• DIRECTIONS:
Each record is to be repeated exactly as it stands below.
━━━━━━━━━━━━━━━━━━━━━━━━━━━━━━
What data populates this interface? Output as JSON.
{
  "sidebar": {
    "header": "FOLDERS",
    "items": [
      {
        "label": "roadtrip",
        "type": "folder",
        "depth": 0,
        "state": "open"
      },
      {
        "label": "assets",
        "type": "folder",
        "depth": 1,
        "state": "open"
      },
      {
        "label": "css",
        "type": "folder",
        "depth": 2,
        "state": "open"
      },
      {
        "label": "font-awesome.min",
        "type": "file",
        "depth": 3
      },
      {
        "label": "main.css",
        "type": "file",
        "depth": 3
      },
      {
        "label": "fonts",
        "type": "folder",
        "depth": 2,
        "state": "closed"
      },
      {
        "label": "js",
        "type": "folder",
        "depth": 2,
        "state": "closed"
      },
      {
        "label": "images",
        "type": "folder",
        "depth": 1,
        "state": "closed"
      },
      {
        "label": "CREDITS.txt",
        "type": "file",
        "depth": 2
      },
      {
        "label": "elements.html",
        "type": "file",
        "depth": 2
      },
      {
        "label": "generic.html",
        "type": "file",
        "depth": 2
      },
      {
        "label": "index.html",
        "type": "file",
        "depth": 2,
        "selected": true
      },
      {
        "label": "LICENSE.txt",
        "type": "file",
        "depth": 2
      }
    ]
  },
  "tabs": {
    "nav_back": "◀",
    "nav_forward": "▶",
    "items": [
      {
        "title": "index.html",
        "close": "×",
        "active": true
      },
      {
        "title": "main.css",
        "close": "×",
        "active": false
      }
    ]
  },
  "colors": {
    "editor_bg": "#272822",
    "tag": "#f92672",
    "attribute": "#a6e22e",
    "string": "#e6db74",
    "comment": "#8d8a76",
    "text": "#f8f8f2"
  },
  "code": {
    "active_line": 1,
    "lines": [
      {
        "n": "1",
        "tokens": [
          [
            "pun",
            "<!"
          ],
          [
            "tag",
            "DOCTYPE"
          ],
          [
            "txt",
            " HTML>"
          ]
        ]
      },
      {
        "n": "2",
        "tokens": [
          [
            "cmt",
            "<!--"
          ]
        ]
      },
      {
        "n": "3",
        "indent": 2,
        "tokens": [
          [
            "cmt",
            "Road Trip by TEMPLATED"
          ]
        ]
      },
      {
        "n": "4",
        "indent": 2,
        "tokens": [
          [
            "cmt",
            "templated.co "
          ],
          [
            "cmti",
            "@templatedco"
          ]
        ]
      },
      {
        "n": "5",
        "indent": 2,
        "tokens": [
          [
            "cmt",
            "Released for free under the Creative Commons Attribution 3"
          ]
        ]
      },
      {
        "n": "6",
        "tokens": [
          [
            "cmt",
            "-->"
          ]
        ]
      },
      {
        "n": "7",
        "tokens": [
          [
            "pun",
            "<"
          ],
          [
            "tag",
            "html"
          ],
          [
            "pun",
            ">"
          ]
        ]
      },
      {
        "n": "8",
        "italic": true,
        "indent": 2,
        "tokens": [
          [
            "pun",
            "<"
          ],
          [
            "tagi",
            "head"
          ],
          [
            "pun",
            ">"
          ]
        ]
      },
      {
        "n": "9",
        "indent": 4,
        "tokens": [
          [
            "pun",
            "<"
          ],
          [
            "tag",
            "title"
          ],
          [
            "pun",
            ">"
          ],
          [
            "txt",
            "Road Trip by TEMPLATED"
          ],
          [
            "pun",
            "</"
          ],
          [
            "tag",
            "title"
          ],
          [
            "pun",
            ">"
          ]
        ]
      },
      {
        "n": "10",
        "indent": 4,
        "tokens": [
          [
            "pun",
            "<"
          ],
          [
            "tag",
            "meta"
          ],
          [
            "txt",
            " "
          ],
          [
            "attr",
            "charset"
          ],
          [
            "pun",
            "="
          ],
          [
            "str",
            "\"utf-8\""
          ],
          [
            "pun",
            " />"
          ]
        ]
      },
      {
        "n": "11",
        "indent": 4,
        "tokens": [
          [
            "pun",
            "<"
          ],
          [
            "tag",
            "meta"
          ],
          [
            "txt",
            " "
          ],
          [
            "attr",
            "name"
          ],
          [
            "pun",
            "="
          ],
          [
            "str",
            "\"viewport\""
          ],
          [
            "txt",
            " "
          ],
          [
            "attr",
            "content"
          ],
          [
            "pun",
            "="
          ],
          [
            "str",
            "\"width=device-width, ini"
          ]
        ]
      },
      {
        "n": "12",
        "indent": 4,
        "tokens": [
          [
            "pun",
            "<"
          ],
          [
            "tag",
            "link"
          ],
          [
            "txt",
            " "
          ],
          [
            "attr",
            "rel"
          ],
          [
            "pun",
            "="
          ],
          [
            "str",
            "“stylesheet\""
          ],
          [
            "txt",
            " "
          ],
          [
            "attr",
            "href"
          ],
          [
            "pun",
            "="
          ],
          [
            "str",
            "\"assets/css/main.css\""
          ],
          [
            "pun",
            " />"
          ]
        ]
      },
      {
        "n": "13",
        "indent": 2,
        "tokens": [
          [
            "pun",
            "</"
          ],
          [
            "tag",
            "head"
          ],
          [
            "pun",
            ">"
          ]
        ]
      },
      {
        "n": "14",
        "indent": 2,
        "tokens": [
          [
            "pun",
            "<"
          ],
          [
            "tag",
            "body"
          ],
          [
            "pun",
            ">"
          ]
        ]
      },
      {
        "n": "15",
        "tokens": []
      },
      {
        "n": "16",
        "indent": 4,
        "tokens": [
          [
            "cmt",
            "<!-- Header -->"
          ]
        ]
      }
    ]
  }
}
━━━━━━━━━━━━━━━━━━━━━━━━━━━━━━
• EXPECTED ANSWER:
What data populates this interface? Output as JSON.
{
  "sidebar": {
    "header": "FOLDERS",
    "items": [
      {
        "label": "roadtrip",
        "type": "folder",
        "depth": 0,
        "state": "open"
      },
      {
        "label": "assets",
        "type": "folder",
        "depth": 1,
        "state": "open"
      },
      {
        "label": "css",
        "type": "folder",
        "depth": 2,
        "state": "open"
      },
      {
        "label": "font-awesome.min",
        "type": "file",
        "depth": 3
      },
      {
        "label": "main.css",
        "type": "file",
        "depth": 3
      },
      {
        "label": "fonts",
        "type": "folder",
        "depth": 2,
        "state": "closed"
      },
      {
        "label": "js",
        "type": "folder",
        "depth": 2,
        "state": "closed"
      },
      {
        "label": "images",
        "type": "folder",
        "depth": 1,
        "state": "closed"
      },
      {
        "label": "CREDITS.txt",
        "type": "file",
        "depth": 2
      },
      {
        "label": "elements.html",
        "type": "file",
        "depth": 2
      },
      {
        "label": "generic.html",
        "type": "file",
        "depth": 2
      },
      {
        "label": "index.html",
        "type": "file",
        "depth": 2,
        "selected": true
      },
      {
        "label": "LICENSE.txt",
        "type": "file",
        "depth": 2
      }
    ]
  },
  "tabs": {
    "nav_back": "◀",
    "nav_forward": "▶",
    "items": [
      {
        "title": "index.html",
        "close": "×",
        "active": true
      },
      {
        "title": "main.css",
        "close": "×",
        "active": false
      }
    ]
  },
  "colors": {
    "editor_bg": "#272822",
    "tag": "#f92672",
    "attribute": "#a6e22e",
    "string": "#e6db74",
    "comment": "#8d8a76",
    "text": "#f8f8f2"
  },
  "code": {
    "active_line": 1,
    "lines": [
      {
        "n": "1",
        "tokens": [
          [
            "pun",
            "<!"
          ],
          [
            "tag",
            "DOCTYPE"
          ],
          [
            "txt",
            " HTML>"
          ]
        ]
      },
      {
        "n": "2",
        "tokens": [
          [
            "cmt",
            "<!--"
          ]
        ]
      },
      {
        "n": "3",
        "indent": 2,
        "tokens": [
          [
            "cmt",
            "Road Trip by TEMPLATED"
          ]
        ]
      },
      {
        "n": "4",
        "indent": 2,
        "tokens": [
          [
            "cmt",
            "templated.co "
          ],
          [
            "cmti",
            "@templatedco"
          ]
        ]
      },
      {
        "n": "5",
        "indent": 2,
        "tokens": [
          [
            "cmt",
            "Released for free under the Creative Commons Attribution 3"
          ]
        ]
      },
      {
        "n": "6",
        "tokens": [
          [
            "cmt",
            "-->"
          ]
        ]
      },
      {
        "n": "7",
        "tokens": [
          [
            "pun",
            "<"
          ],
          [
            "tag",
            "html"
          ],
          [
            "pun",
            ">"
          ]
        ]
      },
      {
        "n": "8",
        "italic": true,
        "indent": 2,
        "tokens": [
          [
            "pun",
            "<"
          ],
          [
            "tagi",
            "head"
          ],
          [
            "pun",
            ">"
          ]
        ]
      },
      {
        "n": "9",
        "indent": 4,
        "tokens": [
          [
            "pun",
            "<"
          ],
          [
            "tag",
            "title"
          ],
          [
            "pun",
            ">"
          ],
          [
            "txt",
            "Road Trip by TEMPLATED"
          ],
          [
            "pun",
            "</"
          ],
          [
            "tag",
            "title"
          ],
          [
            "pun",
            ">"
          ]
        ]
      },
      {
        "n": "10",
        "indent": 4,
        "tokens": [
          [
            "pun",
            "<"
          ],
          [
            "tag",
            "meta"
          ],
          [
            "txt",
            " "
          ],
          [
            "attr",
            "charset"
          ],
          [
            "pun",
            "="
          ],
          [
            "str",
            "\"utf-8\""
          ],
          [
            "pun",
            " />"
          ]
        ]
      },
      {
        "n": "11",
        "indent": 4,
        "tokens": [
          [
            "pun",
            "<"
          ],
          [
            "tag",
            "meta"
          ],
          [
            "txt",
            " "
          ],
          [
            "attr",
            "name"
          ],
          [
            "pun",
            "="
          ],
          [
            "str",
            "\"viewport\""
          ],
          [
            "txt",
            " "
          ],
          [
            "attr",
            "content"
          ],
          [
            "pun",
            "="
          ],
          [
            "str",
            "\"width=device-width, ini"
          ]
        ]
      },
      {
        "n": "12",
        "indent": 4,
        "tokens": [
          [
            "pun",
            "<"
          ],
          [
            "tag",
            "link"
          ],
          [
            "txt",
            " "
          ],
          [
            "attr",
            "rel"
          ],
          [
            "pun",
            "="
          ],
          [
            "str",
            "“stylesheet\""
          ],
          [
            "txt",
            " "
          ],
          [
            "attr",
            "href"
          ],
          [
            "pun",
            "="
          ],
          [
            "str",
            "\"assets/css/main.css\""
          ],
          [
            "pun",
            " />"
          ]
        ]
      },
      {
        "n": "13",
        "indent": 2,
        "tokens": [
          [
            "pun",
            "</"
          ],
          [
            "tag",
            "head"
          ],
          [
            "pun",
            ">"
          ]
        ]
      },
      {
        "n": "14",
        "indent": 2,
        "tokens": [
          [
            "pun",
            "<"
          ],
          [
            "tag",
            "body"
          ],
          [
            "pun",
            ">"
          ]
        ]
      },
      {
        "n": "15",
        "tokens": []
      },
      {
        "n": "16",
        "indent": 4,
        "tokens": [
          [
            "cmt",
            "<!-- Header -->"
          ]
        ]
      }
    ]
  }
}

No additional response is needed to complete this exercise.